As another key trend, several cruise lines are enhancing their offerings in Alaska. Phillips Cruises and Tours—with sixty years of operation in Prince William Sound—is offering new routes, more vessels, and more services. Phillips completed a refit on its M/V Klondike Express in 2017 and recently purchased a new high-speed catamaran, the M/V Bravest. The vessel, which can carry 285 passengers, will be used on the 26 Glacier Cruise starting this spring. “We are also running a new departure across Prince William Sound on Saturdays and have space for groups on the Valdez to Whittier segment,” Kruse says. “We are entering the luxury market with our 80-foot yacht offering full day expeditions for a limited number of guests.”
Phillips Cruises and Tours has also boosted its cruise and coach package with expanded transportation services. This year, the company will be working with Greatland Adventures and Premier Alaska Tours to provide coach service for its guests. “Our investment to expand infrastructure is due to the continued growth we have seen since 2009,” Kruse says. “Whittier is close to Anchorage, and daily coach service makes the connection smooth and enjoyable for our guests.”

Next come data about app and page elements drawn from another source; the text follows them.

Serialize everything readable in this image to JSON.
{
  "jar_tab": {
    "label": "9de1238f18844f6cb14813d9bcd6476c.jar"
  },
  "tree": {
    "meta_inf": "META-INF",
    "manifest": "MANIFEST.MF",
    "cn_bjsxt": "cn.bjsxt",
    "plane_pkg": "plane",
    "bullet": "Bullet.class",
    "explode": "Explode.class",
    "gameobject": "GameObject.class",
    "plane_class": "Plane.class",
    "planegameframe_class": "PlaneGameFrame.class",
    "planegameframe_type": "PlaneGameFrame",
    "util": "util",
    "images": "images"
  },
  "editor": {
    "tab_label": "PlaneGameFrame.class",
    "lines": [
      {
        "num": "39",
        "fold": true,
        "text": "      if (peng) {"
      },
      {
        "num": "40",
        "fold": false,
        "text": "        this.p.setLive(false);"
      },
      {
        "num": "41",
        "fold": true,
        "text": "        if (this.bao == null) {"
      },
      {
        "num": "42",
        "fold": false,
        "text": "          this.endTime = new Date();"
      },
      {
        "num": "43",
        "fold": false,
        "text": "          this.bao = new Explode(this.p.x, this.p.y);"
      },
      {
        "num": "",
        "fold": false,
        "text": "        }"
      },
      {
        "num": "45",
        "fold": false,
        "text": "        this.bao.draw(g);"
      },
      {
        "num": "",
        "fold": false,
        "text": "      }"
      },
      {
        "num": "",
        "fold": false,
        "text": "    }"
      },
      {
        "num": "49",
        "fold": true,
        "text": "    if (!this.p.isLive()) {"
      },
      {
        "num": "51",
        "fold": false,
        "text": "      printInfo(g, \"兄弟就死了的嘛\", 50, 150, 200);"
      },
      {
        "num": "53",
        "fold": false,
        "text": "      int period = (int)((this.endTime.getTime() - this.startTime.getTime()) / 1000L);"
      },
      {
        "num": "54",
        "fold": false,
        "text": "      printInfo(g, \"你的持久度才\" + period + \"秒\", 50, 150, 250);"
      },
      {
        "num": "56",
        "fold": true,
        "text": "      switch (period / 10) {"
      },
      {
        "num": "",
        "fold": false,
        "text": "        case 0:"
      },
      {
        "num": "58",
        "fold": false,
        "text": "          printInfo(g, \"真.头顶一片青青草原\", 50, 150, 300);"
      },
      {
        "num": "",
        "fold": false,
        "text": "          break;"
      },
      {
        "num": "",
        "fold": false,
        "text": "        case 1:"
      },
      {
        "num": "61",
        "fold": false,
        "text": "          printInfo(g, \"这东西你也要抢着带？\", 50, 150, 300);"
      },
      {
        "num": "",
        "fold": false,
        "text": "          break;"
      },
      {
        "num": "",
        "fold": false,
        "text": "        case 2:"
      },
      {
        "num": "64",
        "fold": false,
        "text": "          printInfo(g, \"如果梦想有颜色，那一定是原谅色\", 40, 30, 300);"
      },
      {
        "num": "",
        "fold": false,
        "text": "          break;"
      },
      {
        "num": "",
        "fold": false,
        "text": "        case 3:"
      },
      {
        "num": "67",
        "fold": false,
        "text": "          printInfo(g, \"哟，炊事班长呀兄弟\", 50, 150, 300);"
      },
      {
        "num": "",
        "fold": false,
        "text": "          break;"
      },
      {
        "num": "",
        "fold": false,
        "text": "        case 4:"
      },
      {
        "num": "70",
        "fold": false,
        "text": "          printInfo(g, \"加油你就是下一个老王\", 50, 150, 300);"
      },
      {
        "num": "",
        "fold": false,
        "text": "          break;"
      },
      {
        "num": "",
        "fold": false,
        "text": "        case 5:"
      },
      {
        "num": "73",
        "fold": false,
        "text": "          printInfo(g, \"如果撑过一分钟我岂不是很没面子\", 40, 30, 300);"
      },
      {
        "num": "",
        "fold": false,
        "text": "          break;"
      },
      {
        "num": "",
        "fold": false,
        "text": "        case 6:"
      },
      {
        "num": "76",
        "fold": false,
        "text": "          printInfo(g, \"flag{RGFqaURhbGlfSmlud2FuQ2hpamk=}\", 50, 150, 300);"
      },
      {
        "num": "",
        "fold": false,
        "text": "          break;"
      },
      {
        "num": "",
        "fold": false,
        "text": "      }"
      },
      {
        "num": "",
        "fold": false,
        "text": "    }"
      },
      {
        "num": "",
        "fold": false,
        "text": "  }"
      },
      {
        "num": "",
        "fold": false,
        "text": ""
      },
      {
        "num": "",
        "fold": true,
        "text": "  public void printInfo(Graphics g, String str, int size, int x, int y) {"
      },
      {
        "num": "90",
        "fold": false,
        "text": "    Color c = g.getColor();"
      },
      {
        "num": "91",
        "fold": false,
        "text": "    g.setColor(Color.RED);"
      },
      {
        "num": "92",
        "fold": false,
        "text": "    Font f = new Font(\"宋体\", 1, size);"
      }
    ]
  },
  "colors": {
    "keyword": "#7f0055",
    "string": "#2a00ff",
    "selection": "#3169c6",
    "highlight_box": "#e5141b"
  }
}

Princess Cruises is celebrating fifty years of cruising to Alaska this year with its largest deployment ever, including seven ships and more than twenty-three cruisetours. “The 2019 season will also feature the Alaskan debut of Royal Princess—Princess’ largest and newest ship offering the Princess MedallionClass Experience,” Syme says.
Princess is also augmenting its Alaska cruisetour offerings with the grand opening of Fannie Q’s Saloon at the Denali Princess Wilderness Lodge. It has also added an exclusive treehouse experience at the Mt. McKinley Princess Wilderness Lodge. And in honor of this anniversary year, Princess created specially-themed offerings that bring unique Alaska experiences to life through local seafood and by inviting real Alaskans aboard to share their stories.
And recently, Windstar Cruises announced a “Beyond Ordinary” Savings Event and Star Perks bonus on hundreds of cruise departures through 2020. Windstar also embarked on a $250 million initiative to enhance its Star-class ships and its onboard guest accommodations and experiences.
With all the enhancements being made by cruise operators, Leonard expects the financial impact of the cruise industry to continue to grow right alongside the tourism industry. “As Alaska’s cruise visitors make up half of all Alaska visitors and as the volume of visitors increase due to new and larger vessels providing itineraries to Alaska, this tourism segment continues to expand,” she says. “If we continue to see this popular trend in Alaska as a cruise destination, a positive outcome is the growing economic benefits.”
CLIA also has positive expectations for Alaska’s tourism and cruise industries. The association anticipates that tourism will be even brighter in 2019 than it was in 2018—which was a record year for the industry. Its projections for 2019 include 37 CLIA Alaska ships, 567 voyages, and 1.3 million passengers.
This year the Alaska Railroad is celebrating 100 years of transportation people and cargo around Alaska. While the railroad is one of the states oldest transporters, it certainly isn’t the only one, and in this issue of Alaska Business we also check in on the Marine Highway, Span Alaska, and the White Pass & Yukon Route. For those interested in Southeast, our focus on that region provides updates on Kensington Mine, Tongass FCU, the troll fishery, and Juneau’s growing landfill.